*ASSIGNMENT:*
Copy each line below holding "this".

(Saved data entries)

================

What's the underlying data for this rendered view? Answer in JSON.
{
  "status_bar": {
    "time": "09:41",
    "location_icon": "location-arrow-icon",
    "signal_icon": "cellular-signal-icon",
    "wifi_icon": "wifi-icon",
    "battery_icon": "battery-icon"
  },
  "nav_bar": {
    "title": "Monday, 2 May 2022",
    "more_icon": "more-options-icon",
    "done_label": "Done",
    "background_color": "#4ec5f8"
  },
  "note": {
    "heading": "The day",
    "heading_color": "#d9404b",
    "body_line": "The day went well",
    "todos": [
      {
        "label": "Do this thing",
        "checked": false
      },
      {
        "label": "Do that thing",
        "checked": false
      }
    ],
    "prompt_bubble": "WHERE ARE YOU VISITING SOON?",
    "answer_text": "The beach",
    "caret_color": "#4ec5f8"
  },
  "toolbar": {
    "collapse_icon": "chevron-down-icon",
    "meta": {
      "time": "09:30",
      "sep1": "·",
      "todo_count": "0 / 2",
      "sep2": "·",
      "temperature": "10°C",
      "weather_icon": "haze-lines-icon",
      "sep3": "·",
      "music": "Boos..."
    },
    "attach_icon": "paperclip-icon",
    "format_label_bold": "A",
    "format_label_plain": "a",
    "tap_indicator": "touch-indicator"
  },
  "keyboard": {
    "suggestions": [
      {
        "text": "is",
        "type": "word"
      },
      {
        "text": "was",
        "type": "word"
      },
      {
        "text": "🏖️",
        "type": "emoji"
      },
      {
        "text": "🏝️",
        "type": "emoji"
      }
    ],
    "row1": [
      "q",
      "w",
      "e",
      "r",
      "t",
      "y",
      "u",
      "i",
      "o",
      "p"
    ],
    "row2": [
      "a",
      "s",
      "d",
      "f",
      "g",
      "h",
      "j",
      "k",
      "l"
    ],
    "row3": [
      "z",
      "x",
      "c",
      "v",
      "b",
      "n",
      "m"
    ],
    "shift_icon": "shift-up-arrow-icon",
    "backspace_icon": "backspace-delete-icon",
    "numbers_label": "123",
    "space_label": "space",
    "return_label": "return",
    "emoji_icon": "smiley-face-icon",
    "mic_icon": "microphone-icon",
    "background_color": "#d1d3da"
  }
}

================

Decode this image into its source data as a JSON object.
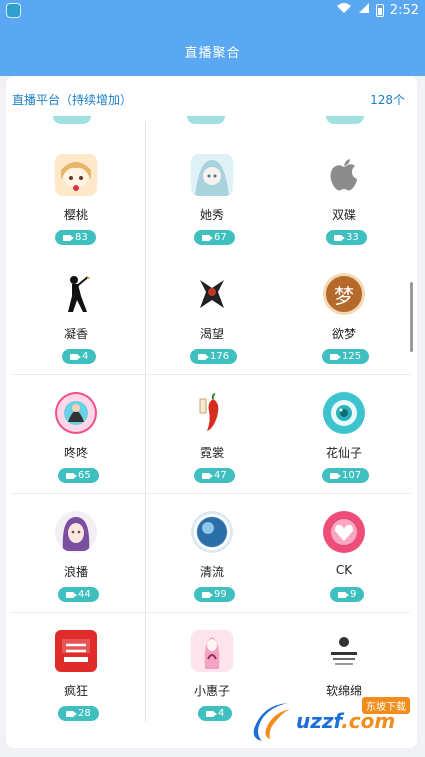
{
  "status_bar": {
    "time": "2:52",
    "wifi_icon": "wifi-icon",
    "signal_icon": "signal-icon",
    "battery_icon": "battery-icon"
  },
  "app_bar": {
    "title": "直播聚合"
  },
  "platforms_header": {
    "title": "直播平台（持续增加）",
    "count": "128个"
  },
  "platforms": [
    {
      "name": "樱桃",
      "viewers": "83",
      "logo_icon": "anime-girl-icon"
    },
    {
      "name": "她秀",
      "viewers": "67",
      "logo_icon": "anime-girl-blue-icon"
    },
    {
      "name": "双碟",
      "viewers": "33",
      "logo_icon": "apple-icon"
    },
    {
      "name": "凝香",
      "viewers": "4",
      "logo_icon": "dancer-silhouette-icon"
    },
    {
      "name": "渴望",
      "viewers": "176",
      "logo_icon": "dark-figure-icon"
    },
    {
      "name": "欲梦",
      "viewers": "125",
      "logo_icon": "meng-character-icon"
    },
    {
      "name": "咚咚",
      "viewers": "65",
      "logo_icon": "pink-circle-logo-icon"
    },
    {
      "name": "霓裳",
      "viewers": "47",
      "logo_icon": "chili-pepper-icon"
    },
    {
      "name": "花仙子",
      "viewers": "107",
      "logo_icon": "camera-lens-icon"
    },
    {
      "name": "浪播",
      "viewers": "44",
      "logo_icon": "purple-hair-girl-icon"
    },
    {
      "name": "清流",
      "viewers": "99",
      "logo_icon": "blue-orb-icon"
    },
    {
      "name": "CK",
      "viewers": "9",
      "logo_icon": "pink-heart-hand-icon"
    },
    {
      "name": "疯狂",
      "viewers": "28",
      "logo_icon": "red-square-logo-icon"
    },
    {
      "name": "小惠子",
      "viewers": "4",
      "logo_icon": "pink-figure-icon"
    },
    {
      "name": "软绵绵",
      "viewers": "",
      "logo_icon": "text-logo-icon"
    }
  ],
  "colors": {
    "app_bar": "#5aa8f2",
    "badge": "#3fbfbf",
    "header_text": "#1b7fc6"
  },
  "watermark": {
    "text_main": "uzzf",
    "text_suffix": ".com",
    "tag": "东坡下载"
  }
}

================

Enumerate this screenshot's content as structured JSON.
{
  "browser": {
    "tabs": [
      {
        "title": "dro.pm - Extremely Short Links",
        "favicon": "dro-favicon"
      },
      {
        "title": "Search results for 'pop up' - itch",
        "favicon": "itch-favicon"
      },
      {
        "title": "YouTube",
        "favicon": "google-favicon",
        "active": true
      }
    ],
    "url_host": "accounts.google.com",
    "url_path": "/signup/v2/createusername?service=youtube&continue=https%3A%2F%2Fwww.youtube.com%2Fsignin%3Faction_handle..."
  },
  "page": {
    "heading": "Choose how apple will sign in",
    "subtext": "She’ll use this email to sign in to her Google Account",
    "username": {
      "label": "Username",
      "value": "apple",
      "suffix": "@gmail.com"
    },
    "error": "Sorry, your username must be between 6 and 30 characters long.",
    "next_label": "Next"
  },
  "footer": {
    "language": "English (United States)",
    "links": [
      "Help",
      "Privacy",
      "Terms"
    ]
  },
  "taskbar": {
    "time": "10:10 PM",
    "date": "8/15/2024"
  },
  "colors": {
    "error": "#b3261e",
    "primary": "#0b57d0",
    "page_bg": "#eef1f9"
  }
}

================

*WRITTEN SOLUTION:*
What's the underlying data for this rendered view? Answer in JSON.
        "label": "Do this thing",
Decode this image into its source data as a JSON object.
Enumerate this screenshot's content as structured JSON.
    "subtext": "She’ll use this email to sign in to her Google Account",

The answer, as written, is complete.